Our online Learning Well mini-course will help you plan for managing the challenges of learning and student life, so you can fulfil your potential and have a great student experience.
You can get personal, emotional and mental health support from our Student Wellbeing Service, in person and online. This includes 1–2–1 support as well as courses and workshops that help you better manage stress, anxiety or depression.
If you require extra support because of a disability or additional learning need our specialist team can help you.
They'll help you to
- discuss and agree on reasonable adjustments
- liaise with other University services and facilities, such as the library
- access specialist study skills and strategies tutors, and assistive technology tutors, on a 1-to-1 basis or in groups
- liaise with external services
Library staff are available in person or by email, phone, or online chat to help you make the most of the University’s library resources. You can also request one-to-one appointments and get support from a librarian who specialises in your subject area.
The library is open 24 hours a day, every day, in term time.
Course costs and funding
- UK/Channel Islands and Isle of Man students – £9,250 per year (may be subject to annual increase)
- EU students – £9,250 a year (including Transition Scholarship)
- International students – £17,200 per year (subject to annual increase)
Funding your studies
Applying from outside the UK? Find out about funding options for international students.
Additional course costs
These course-related costs aren’t included in the tuition fees. So you’ll need to budget for them when you plan your spending.
Our accommodation section shows your accommodation options and highlights how much it costs to live in Portsmouth.
You’ll study up to 8 modules a year. You may have to read several recommended books or textbooks for each unit.
You can borrow most of these from the Library. If you buy these, they may cost up to £60 each.
We recommend that you budget £75 a year for photocopying, memory sticks, DVDs and CDs, printing charges, binding and specialist printing.

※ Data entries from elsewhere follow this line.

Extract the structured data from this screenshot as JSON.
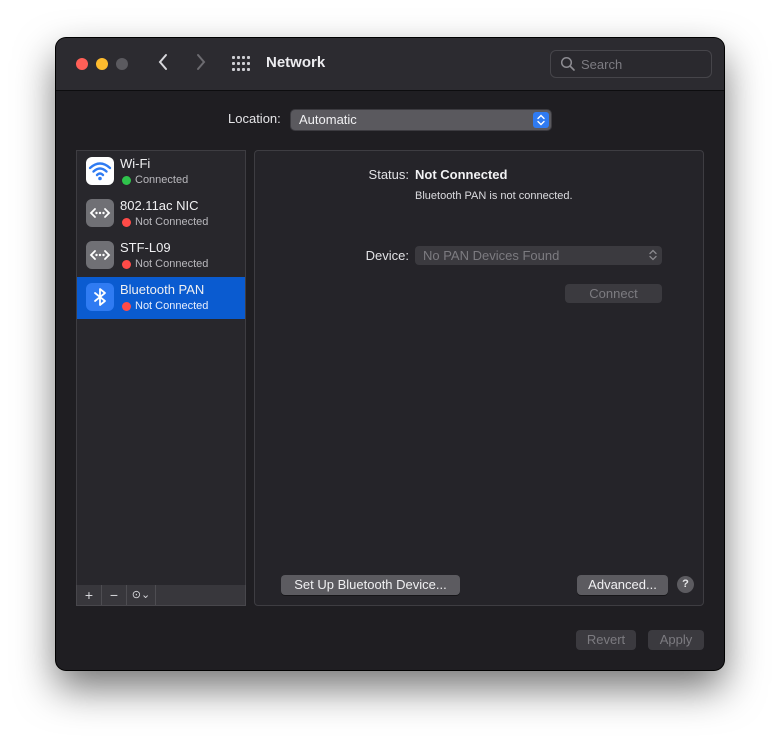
{
  "window": {
    "title": "Network"
  },
  "search": {
    "placeholder": "Search"
  },
  "location": {
    "label": "Location:",
    "value": "Automatic"
  },
  "services": [
    {
      "name": "Wi-Fi",
      "status": "Connected",
      "status_color": "#2fc34c",
      "icon": "wifi-icon",
      "selected": false
    },
    {
      "name": "802.11ac NIC",
      "status": "Not Connected",
      "status_color": "#ff4b48",
      "icon": "ethernet-icon",
      "selected": false
    },
    {
      "name": "STF-L09",
      "status": "Not Connected",
      "status_color": "#ff4b48",
      "icon": "ethernet-icon",
      "selected": false
    },
    {
      "name": "Bluetooth PAN",
      "status": "Not Connected",
      "status_color": "#ff4b48",
      "icon": "bluetooth-icon",
      "selected": true
    }
  ],
  "list_toolbar": {
    "add": "+",
    "remove": "−",
    "action": "⊙⌄"
  },
  "detail": {
    "status_label": "Status:",
    "status_value": "Not Connected",
    "status_description": "Bluetooth PAN is not connected.",
    "device_label": "Device:",
    "device_value": "No PAN Devices Found",
    "connect_label": "Connect",
    "setup_label": "Set Up Bluetooth Device...",
    "advanced_label": "Advanced...",
    "help_label": "?"
  },
  "footer": {
    "revert_label": "Revert",
    "apply_label": "Apply"
  },
  "colors": {
    "accent": "#2f7bf2",
    "selection": "#0a5bd0",
    "window_bg": "#1f1e22"
  }
}
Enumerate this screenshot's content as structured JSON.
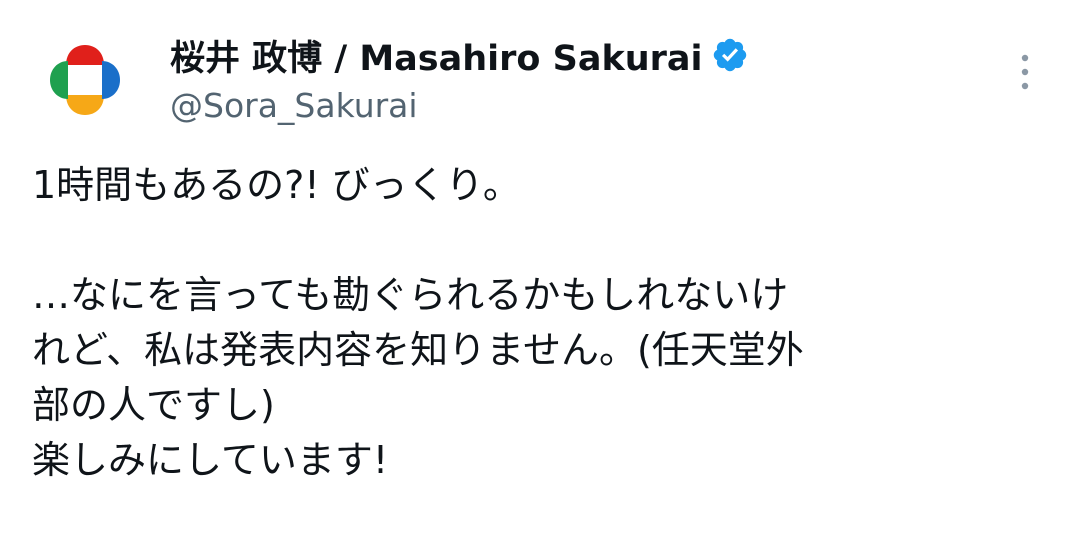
{
  "tweet": {
    "author": {
      "display_name": "桜井 政博 / Masahiro Sakurai",
      "handle": "@Sora_Sakurai",
      "verified": true,
      "avatar_icon": "plus-shaped-four-color-logo-icon"
    },
    "more_icon": "more-vertical-icon",
    "body_lines": [
      "1時間もあるの?! びっくり。",
      "",
      "…なにを言っても勘ぐられるかもしれないけ",
      "れど、私は発表内容を知りません。(任天堂外",
      "部の人ですし)",
      "楽しみにしています!"
    ]
  },
  "colors": {
    "name": "#0f1419",
    "handle": "#536471",
    "verified_badge": "#1d9bf0",
    "logo_red": "#e0201b",
    "logo_green": "#1fa04f",
    "logo_blue": "#1a6fc9",
    "logo_yellow": "#f6a817"
  }
}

If your final year includes a major project, there could be cost for transport or accommodation related to your research activities. The amount will depend on the project you choose.
How to apply
To start this course in 2023, apply through UCAS. You'll need:
- the UCAS course code – W372
- our institution code – P80
If you'd prefer to apply directly, use our online application form.
You can also sign up to an Open Day to:
- Tour our campus, facilities and halls of residence
- Speak with lecturers and chat with our students
- Get information about where to live, how to fund your studies and which clubs and societies to join
If you're new to the application process, read our guide on applying for an undergraduate course.
How to apply from outside the UK
See the 'How to apply' section above for details of how to apply. You can also get an agent to help with your application. Check your country page for details of agents in your region.
To find out what to include in your application, head to the how to apply page of our international students section.
If you don't meet the English language requirements for this course yet, you can achieve the level you need by successfully completing a pre-sessional English programme before you start your course.
Admissions terms and conditions
When you accept an offer to study at the University of Portsmouth, you also agree to abide by our Student Contract (which includes the University's relevant policies, rules and regulations). You should read and consider these before you apply.